Regulators are pushing greater use of clearing on the over-the-counter derivatives markets as a way of safeguarding the financial system against large defaults, in turn creating new business opportunities for exchanges, especially those with their own clearing houses.
Ownership of a clearing house allows an exchange to collect clearing fees that would otherwise go to an external provider, and helps exchanges launch new products faster. The LSE currently outsources clearing of UK share trading to LCH.Clearnet.
Daniel Garrod, analyst at Barclays Capital, said: “We believe there is strong strategic logic in LSE acquiring a majority stake in LCH … the clearer is well placed to be a key beneficiary of OTC derivatives reform.”
Mr Rolet said the LSE’s aim was to emerge with a stake of 51 per cent but added that it might temporarily rise to 60 per cent depending on demand for its offer.
Completion of the deal is expected by the fourth quarter of 2012, the two companies said.
Ian Axe, chief executive of LCH.Clearnet, will remain in his job after the deal concludes, as will Jacques Aigrain, its non-executive chairman.
The LSE said it would finance the deal from its cash resources and a €420m revolving credit facility agreed in December with Lloyds TSB Bank, Royal Bank of Scotland, Morgan Stanley and Bank of Tokyo-Mitsubishi UFJ. It has also agreed to subscribe up to a maximum of €24m of additional capital if required by LCH.Clearnet in order to meet the regulatory capital requirements.

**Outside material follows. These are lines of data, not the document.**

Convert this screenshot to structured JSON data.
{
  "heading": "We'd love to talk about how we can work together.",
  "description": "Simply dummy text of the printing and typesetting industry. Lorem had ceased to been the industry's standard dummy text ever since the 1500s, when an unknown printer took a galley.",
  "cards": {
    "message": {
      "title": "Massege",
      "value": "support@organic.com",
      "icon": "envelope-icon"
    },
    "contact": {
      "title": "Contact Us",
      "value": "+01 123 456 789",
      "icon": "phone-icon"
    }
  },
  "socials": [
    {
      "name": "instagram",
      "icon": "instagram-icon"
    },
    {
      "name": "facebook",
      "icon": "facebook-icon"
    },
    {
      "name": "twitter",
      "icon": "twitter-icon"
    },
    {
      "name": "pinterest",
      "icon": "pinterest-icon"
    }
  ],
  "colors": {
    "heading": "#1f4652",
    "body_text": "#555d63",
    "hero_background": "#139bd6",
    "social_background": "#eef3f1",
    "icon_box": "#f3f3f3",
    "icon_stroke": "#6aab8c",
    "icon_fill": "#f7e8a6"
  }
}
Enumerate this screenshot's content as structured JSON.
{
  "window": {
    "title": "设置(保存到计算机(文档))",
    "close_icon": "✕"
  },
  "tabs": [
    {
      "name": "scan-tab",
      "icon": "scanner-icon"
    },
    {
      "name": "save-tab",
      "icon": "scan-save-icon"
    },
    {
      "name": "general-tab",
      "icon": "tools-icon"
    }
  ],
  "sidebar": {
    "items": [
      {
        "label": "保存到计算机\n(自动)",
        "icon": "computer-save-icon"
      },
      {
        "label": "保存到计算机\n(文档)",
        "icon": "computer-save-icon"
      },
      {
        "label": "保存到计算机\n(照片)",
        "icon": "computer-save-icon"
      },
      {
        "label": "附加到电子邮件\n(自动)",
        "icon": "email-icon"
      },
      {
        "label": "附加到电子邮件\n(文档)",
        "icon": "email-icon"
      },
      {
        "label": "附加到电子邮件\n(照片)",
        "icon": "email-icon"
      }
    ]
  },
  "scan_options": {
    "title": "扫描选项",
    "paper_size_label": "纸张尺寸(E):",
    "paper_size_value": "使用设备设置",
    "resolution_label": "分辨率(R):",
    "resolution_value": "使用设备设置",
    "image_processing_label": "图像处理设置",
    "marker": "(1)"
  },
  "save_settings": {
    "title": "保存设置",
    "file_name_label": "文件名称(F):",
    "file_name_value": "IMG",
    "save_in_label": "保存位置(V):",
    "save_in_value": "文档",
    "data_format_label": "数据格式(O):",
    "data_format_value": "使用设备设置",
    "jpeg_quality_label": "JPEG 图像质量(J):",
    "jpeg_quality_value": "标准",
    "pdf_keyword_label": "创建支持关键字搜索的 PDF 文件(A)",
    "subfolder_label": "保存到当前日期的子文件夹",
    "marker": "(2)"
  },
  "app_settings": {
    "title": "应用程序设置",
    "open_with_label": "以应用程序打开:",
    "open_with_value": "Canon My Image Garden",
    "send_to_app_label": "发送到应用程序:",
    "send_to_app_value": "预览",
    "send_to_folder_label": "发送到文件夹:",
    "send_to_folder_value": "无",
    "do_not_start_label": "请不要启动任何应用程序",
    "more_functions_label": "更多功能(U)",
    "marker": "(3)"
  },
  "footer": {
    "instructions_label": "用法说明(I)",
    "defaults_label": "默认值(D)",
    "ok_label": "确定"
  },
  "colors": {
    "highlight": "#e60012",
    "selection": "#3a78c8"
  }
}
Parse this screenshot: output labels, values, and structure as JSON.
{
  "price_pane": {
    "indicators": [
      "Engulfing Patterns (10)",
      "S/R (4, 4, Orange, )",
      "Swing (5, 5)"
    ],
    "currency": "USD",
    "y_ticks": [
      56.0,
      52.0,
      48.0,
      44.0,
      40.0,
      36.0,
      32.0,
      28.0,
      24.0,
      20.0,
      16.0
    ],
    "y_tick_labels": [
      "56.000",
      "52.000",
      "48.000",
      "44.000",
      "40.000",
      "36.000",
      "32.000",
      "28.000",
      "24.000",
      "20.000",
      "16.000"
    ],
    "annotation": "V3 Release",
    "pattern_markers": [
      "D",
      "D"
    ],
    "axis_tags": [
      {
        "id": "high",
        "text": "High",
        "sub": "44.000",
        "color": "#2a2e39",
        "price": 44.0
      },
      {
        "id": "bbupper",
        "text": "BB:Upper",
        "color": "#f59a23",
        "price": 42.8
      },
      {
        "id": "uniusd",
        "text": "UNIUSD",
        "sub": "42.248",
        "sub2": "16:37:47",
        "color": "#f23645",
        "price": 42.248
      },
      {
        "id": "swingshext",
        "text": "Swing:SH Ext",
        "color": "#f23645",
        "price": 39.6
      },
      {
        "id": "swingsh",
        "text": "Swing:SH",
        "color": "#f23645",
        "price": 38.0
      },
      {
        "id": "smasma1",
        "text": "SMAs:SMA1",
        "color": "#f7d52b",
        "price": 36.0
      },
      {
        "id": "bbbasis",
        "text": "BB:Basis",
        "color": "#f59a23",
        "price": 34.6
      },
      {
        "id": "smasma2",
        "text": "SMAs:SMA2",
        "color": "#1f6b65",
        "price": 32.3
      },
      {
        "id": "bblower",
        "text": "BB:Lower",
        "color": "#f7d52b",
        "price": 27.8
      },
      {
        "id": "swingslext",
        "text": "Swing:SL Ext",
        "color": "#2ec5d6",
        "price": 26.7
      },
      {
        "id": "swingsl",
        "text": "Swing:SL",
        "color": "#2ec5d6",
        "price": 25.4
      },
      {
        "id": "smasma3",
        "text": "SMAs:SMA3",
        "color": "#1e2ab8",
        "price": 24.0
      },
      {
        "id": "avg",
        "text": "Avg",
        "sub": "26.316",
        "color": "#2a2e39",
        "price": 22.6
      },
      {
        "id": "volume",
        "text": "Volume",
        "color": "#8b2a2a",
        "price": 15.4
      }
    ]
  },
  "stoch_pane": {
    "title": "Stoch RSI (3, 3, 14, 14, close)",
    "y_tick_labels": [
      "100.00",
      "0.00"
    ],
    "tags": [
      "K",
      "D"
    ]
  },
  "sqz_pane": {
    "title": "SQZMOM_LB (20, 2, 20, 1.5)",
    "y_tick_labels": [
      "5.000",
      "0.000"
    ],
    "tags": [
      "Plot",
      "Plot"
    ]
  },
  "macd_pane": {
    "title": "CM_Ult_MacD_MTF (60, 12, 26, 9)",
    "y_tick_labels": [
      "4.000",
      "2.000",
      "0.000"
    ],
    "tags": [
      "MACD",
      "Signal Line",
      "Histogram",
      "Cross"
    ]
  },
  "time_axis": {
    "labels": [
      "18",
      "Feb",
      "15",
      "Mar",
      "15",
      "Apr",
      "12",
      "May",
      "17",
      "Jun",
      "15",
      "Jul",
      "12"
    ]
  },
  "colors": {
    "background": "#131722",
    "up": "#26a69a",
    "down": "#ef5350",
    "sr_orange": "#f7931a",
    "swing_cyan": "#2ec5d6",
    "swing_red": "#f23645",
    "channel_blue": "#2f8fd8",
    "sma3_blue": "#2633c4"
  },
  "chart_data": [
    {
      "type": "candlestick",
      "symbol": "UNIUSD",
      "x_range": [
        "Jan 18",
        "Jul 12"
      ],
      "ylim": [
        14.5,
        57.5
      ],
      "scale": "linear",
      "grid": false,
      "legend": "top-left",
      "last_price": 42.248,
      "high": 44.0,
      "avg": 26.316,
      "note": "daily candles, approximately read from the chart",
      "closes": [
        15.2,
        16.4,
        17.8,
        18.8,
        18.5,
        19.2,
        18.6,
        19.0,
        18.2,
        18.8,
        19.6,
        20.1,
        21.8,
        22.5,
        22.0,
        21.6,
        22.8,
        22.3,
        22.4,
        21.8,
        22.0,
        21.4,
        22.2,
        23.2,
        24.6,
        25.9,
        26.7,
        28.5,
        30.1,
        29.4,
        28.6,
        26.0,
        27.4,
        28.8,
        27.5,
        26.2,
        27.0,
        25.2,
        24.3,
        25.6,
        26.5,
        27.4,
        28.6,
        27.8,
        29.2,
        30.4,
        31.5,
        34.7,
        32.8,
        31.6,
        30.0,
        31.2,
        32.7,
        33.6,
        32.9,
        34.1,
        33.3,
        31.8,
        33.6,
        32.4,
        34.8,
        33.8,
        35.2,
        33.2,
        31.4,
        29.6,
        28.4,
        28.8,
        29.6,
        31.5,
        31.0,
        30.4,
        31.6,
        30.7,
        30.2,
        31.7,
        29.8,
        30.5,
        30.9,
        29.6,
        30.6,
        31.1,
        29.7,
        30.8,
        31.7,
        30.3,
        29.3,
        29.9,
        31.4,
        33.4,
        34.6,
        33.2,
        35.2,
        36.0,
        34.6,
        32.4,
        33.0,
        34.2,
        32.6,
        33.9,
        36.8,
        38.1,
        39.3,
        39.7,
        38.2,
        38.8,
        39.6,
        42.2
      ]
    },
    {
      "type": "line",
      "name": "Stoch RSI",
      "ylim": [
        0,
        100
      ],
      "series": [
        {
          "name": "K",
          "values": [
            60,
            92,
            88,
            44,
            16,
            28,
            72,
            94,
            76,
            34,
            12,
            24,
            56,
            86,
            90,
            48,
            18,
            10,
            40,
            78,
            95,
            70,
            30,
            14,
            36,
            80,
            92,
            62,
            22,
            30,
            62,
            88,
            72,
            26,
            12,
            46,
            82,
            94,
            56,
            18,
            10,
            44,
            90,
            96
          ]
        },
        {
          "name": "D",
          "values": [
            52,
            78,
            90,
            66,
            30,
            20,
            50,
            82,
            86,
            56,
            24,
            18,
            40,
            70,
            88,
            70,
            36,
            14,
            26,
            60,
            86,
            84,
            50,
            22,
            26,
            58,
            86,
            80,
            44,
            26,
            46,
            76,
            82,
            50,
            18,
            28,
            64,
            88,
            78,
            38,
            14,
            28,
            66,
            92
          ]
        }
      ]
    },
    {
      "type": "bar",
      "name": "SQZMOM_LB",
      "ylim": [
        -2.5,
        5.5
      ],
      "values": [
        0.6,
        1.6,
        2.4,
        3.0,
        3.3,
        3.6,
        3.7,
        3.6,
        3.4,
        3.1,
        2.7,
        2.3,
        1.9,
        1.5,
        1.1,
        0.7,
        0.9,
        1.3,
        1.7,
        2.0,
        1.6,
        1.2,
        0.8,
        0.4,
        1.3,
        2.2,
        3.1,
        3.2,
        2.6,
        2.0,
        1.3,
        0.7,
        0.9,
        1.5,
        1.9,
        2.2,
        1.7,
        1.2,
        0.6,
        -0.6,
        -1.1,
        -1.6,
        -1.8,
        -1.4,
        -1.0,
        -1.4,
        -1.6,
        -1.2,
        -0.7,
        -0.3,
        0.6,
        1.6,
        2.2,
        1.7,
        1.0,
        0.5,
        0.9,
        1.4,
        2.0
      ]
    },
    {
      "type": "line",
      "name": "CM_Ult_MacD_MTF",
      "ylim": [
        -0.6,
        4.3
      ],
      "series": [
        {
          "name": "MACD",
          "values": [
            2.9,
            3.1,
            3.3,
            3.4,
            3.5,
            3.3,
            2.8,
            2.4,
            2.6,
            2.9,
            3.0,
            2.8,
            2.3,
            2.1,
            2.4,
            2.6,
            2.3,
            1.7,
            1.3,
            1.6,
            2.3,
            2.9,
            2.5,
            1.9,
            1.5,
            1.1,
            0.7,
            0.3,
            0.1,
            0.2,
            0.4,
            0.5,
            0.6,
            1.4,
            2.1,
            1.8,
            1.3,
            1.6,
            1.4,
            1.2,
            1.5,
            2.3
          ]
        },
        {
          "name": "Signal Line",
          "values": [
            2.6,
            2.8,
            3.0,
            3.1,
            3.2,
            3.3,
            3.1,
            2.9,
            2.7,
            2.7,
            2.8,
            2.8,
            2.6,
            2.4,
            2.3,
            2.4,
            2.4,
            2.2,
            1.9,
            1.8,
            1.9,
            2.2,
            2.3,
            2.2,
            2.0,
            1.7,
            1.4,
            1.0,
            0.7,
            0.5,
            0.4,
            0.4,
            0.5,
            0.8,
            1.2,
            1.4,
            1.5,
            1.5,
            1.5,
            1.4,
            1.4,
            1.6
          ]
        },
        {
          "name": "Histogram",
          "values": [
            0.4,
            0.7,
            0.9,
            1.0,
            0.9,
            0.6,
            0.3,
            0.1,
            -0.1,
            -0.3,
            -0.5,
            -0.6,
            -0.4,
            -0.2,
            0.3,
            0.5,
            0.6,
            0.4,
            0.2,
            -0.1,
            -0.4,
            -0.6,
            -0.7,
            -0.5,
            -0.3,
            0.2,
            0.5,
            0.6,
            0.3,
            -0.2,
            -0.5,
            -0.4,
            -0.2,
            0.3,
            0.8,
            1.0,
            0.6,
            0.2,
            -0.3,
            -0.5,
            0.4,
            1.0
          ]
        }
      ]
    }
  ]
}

LCH.Clearnet and the LSE had confirmed in September that they were in exclusive talks about a deal.